Waardenburg syndrome is a rare genetic condition that affects the color of a person’s skin, hair, and eyes. It can also cause hearing loss.
There are four main types of Waardenburg syndrome. They’re distinguished by their physical traits.
The most common symptoms of Waardenburg syndrome are pale skin and pale eyes. Another common symptom is a streak of white hair near the forehead.
In many cases, someone with this condition might have two different-colored eyes. This is known as heterochromia iridis. Heterochromia can exist without the presence of Waardenburg syndrome.
In some newborns with Waardenburg syndrome, the condition is obvious at birth. For others, it may take some time for the signs to become obvious enough for a doctor to diagnose.
The symptoms of Waardenburg syndrome differ somewhat based on the type of condition.

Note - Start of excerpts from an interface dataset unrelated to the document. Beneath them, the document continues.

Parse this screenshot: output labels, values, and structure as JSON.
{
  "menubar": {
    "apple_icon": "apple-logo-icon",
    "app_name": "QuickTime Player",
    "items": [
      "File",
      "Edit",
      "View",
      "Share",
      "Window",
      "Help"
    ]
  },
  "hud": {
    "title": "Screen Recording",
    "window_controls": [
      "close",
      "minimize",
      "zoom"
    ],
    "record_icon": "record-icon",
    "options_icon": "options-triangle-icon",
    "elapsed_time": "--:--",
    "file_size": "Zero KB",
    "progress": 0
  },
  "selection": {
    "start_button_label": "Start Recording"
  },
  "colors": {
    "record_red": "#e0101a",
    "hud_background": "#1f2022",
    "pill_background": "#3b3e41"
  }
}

Symptoms of type 1
Type 1 symptoms include:
- wide-set eyes
- heterochromia or pale blue eyes
- white patches on the hair and skin
- deafness caused by problems of the inner ear
Symptoms of type 2
The symptoms of type 2 are similar to those seen in type 1, except the eyes aren’t wide-set.
Symptoms of type 3
Type 3 is also known as Klein-Waardenburg syndrome. People with this type may have abnormalities of the hands, such as fused fingers, and of the arms.
Symptoms of type 4
Type 4 is also known as Waardenburg-Shah syndrome. Symptoms are similar to those seen in type 2. People with this type also have missing nerve cells in the large intestine. This results in frequent constipation.
The type of Waardenburg syndrome you have depends on which gene or genes are mutated. For example, types 1 and 3 are triggered by a mutation of the PAX 3 gene on chromosome band 2q35.
The mutation of any gene responsible for Waardenburg syndrome affects melanocytes. These are a type of skin cell. Melanocytes affect the color of your hair, skin, and eyes. They’re also involved in the function of your inner ear.
The condition is hereditary. It can be passed to you from one or both of your parents. In rare cases, the mutation causing Waardenburg syndrome occurs spontaneously. If you have only one copy of the affected gene, you probably don’t have any obvious signs of Waardenburg syndrome.
People with Waardenburg syndrome have a 50 percent chance of passing the gene to their children.
Waardenburg syndrome affects about 1 in 42,000 people. It’s the cause of 1 to 3 percent of cases of congenital deafness. People of all races and either sex are equally vulnerable to Waardenburg syndrome. It can be inherited. The condition may also develop spontaneously through a gene mutation.
Types 1 and 2 are the most common. Types 3 and 4 are rarer.
Waardenburg syndrome can often be diagnosed by a doctor observing obvious clinical features. These include skin pigmentation, eye and hair color, and in some cases, deafness.
Major criteria for making a diagnosis include:
- heterochromia iridis, when eyes are two completely different colors or when one or both eyes may have two colors present
- white forelock or other unusual hair pigmentation
- abnormality of an inner corner of one or both eyes, also known as the canthi
- parent or sibling with Waardenburg syndrome
Minor criteria for making a diagnosis include:
- white patches of skin since birth
- connected eyebrows, sometimes called a “unibrow”
- broad nasal bridge
- incomplete nostril development
- gray hair before the age of 30
A diagnosis of Waardenburg syndrome type 1 requires two major criteria or one major and two minor criteria. Type 2 means there are two of the major criteria present, not including abnormalities of the inner corner of the eye.
There’s no actual cure for Waardenburg syndrome. Most of the symptoms don’t require treatment.
If inner ear deafness is present, hearing aids or cochlear implants can be used. As with any medical condition, seeking an evaluation and treatment for deafness as early as possible will help in a child’s language development and educational advancement.
If you have bowel nerve problems associated with type 4, surgery may be necessary. The portion of the bowel affected by the condition may be removed surgically to improve digestion.
Hair dye can help cover a white forelock. In some cases, white patches of skin, known as hypopigmentation, can be treated with a variety of topical ointments to help the patch blend in with the skin color around it. Cosmetics may also help.
If hypopigmentation affects more than half the body, depigmentation treatments may help. These treatments bleach all of your skin. They can make lighter patches less obvious. All of these options should be discussed carefully with a dermatologist familiar with treating Waardenburg syndrome and other similar skin conditions.
Waardenburg syndrome shouldn’t affect your life expectancy. It usually doesn’t accompany any other complications, other than inner-ear deafness or Hirschsprung’s disease, which affects the colon.
The physical features affected by the condition will remain with you for life. However, you may be able to disguise these features with skin treatments, hair dye, or colored contact lenses. Keep in mind that pale patches of skin are more likely to become sunburned. Take extra care to protect those areas from too much sun exposure.
If you believe you carry a mutated gene for Waardenburg syndrome, you may want to investigate genetic counseling if you’re planning a family.